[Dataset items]
┌──

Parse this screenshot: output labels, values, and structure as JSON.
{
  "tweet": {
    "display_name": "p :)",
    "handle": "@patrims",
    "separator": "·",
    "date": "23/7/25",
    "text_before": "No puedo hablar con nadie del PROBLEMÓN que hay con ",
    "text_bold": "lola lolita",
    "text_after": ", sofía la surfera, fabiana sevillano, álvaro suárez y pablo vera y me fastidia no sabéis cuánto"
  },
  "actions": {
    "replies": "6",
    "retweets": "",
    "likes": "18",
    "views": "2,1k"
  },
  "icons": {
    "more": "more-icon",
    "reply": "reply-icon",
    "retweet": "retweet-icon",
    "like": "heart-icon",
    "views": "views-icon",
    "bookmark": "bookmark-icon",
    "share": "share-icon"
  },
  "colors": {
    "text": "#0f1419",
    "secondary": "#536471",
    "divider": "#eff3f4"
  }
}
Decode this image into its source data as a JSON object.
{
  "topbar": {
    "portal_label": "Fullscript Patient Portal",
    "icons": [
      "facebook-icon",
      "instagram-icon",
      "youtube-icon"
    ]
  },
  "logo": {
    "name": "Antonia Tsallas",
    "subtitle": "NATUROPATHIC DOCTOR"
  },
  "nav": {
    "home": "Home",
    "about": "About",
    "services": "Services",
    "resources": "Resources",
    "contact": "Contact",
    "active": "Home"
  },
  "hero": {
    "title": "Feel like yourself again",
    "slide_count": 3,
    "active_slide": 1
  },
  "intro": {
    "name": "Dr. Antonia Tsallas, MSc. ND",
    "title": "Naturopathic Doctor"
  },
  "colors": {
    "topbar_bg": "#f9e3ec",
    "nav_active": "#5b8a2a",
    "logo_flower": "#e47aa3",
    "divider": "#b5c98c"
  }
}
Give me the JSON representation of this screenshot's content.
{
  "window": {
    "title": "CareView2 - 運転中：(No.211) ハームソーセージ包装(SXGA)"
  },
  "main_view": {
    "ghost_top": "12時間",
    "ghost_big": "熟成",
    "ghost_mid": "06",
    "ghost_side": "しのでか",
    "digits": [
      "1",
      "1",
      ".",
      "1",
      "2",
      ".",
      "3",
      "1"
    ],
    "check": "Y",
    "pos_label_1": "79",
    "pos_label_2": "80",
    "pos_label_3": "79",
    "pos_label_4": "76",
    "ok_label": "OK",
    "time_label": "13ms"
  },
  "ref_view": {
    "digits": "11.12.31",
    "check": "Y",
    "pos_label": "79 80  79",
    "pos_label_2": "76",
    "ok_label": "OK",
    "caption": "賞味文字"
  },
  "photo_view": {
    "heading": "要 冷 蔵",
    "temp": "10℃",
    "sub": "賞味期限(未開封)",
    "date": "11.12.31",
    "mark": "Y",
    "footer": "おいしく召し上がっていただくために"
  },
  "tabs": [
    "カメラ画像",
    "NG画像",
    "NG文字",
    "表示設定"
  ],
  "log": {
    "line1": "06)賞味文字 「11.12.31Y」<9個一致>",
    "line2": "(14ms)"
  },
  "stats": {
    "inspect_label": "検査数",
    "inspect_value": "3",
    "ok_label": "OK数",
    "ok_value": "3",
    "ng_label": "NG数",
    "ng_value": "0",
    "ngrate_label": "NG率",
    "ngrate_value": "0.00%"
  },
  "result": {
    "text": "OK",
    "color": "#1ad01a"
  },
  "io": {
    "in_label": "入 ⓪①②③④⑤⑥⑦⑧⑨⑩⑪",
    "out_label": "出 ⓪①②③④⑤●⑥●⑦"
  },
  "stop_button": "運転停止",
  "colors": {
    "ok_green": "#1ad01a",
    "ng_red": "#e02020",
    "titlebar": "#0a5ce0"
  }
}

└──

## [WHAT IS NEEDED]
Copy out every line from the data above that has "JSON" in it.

## [ANSWER BOX]
Parse this screenshot: output labels, values, and structure as JSON.
Decode this image into its source data as a JSON object.
Give me the JSON representation of this screenshot's content.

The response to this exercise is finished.